Wednesday, June 11, 2014

Cross-cultural Marriage Series Part 3: Variety! And more variety!

This is kind of predictable, but with a cross-cultural marriage you get a lot more variety. It’s most obvious with what we eat. I’ve definitely jumped on the eggplant wagon since getting married. Those things are tasty! Our newest eggplant discovery is eggplant soup. Delicious! Maybe I should start posting recipes on here? Let me know if that’s a good idea by posting a comment.

Moonpie munching on artichokes. In a laundry basket. On our balcony.

Turks, especially where we live, love to eat outside in the summer. This usually takes the form of eating on the balcony. Someone commented that there is a “balcony culture” where we live, and it is so true. In the summer you can see many families eating together on their balconies. Incidentally, people also love to eat outside in Arizona, although usually more in the spring than the middle of summer. There’s no balcony culture in Arizona, but there is The Backyard Barbecue! We have sort of combined the two into a balcony barbecue thing we do every now and again. We use an electric grill, so not quite the same as my dad’s awesome propane “grill the heck out of everything simultaneously” grill, but it’s still not bad. We also usually have avocado on our burgers, which my husband has discovered because of me and now loves, as does Moonpie. I already included a picture of grilling burgers in my 4th of July post, so I won’t delight you with another image of raw meat.

Turkish Breakfast...on our balcony
Another big food culture thing here is Turkish breakfast. Now, I have to say, when Americans first move here we usually aren’t too enticed by the Turkish breakfast. The thought is usually that one has given up a breakfast food called “bacon”, which is not readily available here, and has been offered instead a breakfast food called “cucumber”. No thank you. However, I have found that once you take Turkish breakfast as a whole, it is really quite good. The flavors meld together into a perfect mix of yumminess. The traditional Turkish breakfast includes eggs in some form and meat in some form. If you’re lucky, this will be beef sausage. If you’re not, this will be bologna. Then you have the cheese, tomato, cucumber and olive plate, which is rounded out with a big basket of bread and something to spread onto said bread. If you’re lucky, this will be jam. If you’re more lucky, this will be honey and cream. There are variations on the way the eggs are cooked, types of cheeses, types of meat and sometimes there are different veggies or bread products, but basically that’s it. Oh, and of course, the tea. You usually have tea with breakfast and maybe coffee after. It is way more delicious than it sounds. It really grows on you!

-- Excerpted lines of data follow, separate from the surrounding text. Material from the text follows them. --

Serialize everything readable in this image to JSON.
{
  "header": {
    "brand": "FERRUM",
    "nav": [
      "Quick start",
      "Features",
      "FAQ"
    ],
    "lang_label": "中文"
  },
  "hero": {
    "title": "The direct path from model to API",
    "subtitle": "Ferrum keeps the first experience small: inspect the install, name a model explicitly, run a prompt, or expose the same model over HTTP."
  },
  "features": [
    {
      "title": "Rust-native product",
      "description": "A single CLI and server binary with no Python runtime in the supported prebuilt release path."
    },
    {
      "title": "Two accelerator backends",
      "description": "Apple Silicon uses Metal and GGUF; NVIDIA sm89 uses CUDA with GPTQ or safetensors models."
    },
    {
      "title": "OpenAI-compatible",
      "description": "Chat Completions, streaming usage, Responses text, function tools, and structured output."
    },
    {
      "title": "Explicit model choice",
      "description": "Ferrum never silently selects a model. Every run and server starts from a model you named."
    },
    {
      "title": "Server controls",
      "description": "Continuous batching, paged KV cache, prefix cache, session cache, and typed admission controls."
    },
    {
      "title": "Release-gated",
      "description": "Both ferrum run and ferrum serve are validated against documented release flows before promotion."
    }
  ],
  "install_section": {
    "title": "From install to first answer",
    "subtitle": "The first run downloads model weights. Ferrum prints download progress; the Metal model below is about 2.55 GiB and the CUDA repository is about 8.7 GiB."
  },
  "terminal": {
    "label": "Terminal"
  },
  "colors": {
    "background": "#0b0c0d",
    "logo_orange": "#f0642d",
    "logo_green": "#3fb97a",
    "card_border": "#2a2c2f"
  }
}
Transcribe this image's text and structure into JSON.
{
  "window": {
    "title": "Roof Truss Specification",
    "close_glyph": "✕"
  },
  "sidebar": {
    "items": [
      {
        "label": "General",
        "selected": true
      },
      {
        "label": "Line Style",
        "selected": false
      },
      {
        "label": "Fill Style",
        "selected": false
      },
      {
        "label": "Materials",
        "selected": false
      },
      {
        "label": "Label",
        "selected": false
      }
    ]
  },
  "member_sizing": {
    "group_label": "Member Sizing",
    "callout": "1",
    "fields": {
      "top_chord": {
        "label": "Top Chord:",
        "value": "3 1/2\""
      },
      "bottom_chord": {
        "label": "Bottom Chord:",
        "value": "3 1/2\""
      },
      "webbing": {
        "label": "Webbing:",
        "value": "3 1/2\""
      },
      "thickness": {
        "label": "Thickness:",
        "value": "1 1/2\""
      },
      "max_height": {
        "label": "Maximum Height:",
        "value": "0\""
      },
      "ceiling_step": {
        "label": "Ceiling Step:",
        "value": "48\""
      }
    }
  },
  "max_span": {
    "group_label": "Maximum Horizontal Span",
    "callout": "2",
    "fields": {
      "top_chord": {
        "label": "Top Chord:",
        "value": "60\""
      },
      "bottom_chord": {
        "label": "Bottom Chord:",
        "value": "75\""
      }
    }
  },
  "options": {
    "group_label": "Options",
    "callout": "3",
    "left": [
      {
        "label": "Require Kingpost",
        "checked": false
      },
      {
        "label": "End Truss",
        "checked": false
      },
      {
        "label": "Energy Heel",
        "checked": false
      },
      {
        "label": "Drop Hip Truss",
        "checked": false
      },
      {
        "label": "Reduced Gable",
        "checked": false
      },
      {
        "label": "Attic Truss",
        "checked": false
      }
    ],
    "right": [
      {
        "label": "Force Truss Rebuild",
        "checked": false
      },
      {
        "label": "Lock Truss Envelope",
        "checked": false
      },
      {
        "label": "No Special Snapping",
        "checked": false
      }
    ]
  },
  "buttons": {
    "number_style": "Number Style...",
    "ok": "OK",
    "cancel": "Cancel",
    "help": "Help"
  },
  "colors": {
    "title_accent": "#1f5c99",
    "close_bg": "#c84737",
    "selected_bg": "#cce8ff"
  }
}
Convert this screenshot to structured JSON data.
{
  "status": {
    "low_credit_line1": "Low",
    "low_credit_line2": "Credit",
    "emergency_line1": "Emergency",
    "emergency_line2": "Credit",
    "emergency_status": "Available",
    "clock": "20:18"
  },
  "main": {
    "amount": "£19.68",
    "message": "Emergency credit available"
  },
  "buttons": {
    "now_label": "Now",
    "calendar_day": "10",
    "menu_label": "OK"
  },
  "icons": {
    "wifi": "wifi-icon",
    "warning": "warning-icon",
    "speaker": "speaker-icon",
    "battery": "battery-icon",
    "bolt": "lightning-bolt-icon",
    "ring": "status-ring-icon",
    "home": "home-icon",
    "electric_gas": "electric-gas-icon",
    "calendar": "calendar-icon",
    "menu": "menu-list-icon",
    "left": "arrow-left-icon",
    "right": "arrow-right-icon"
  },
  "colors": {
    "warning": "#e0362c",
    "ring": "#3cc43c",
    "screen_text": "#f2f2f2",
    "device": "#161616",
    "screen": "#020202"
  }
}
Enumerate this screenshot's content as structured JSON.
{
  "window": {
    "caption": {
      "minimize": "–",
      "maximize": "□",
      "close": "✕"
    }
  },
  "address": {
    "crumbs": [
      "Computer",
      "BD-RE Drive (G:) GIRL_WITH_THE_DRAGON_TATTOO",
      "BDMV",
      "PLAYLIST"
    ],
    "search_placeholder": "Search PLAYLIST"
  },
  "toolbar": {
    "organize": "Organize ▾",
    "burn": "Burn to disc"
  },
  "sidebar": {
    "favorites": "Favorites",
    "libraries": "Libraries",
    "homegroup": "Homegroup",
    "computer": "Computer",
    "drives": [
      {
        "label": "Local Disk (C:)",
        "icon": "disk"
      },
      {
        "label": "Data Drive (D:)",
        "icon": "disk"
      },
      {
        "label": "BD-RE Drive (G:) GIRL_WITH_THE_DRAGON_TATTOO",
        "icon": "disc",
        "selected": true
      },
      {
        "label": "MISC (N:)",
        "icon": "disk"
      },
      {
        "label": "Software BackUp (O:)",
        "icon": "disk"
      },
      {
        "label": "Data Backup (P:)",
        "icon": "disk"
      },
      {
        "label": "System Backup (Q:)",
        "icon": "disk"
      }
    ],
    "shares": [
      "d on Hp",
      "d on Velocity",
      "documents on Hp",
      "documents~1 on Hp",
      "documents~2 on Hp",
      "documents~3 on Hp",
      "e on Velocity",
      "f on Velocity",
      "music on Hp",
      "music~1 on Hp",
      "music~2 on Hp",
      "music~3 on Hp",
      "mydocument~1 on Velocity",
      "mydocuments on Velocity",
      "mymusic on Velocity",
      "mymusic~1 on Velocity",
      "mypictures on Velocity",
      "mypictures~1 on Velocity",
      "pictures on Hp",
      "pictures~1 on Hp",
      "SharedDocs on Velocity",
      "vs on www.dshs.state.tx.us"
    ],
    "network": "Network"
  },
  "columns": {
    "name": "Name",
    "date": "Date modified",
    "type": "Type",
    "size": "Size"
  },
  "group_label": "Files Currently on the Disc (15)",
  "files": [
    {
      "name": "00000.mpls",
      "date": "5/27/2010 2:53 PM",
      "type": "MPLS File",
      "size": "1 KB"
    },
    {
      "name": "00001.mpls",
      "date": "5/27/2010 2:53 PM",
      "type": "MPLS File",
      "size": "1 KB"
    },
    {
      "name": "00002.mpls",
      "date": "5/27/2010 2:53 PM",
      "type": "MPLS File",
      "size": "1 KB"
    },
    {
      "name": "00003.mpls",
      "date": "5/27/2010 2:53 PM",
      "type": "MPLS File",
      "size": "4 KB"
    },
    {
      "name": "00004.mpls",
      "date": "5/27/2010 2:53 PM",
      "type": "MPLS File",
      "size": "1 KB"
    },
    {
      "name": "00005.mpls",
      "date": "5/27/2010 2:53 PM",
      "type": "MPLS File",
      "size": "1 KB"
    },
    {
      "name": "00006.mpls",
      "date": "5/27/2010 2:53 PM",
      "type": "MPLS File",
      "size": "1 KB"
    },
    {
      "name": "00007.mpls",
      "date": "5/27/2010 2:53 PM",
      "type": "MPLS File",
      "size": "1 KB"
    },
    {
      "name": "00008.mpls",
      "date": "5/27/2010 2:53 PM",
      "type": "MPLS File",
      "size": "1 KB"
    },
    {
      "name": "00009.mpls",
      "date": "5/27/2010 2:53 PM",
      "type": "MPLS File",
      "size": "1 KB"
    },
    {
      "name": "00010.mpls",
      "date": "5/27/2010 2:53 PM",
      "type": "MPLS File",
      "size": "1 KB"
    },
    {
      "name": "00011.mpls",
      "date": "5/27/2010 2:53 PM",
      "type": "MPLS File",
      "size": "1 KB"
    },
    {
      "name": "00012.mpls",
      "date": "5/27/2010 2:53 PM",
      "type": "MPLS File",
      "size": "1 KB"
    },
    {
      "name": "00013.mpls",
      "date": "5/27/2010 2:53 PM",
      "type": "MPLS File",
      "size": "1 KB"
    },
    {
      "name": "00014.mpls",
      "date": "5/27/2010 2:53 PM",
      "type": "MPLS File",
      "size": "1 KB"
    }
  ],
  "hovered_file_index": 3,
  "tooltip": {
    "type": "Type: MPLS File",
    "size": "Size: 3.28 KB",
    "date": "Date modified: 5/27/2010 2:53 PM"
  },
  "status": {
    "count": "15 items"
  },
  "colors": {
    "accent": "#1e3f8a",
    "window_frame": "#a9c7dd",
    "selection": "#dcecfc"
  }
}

And when we get tired of all this, we just make ourselves some blueberry pancakes!


  1. I remember sitting in laundry baskets quite often. But the first artichoke I ate was last week.

  2. I guess eggplant has to grow on you. Never has been one of my favorites. I probably don't make it right. We were just reminiscing about pushing you guys around in laundry baskets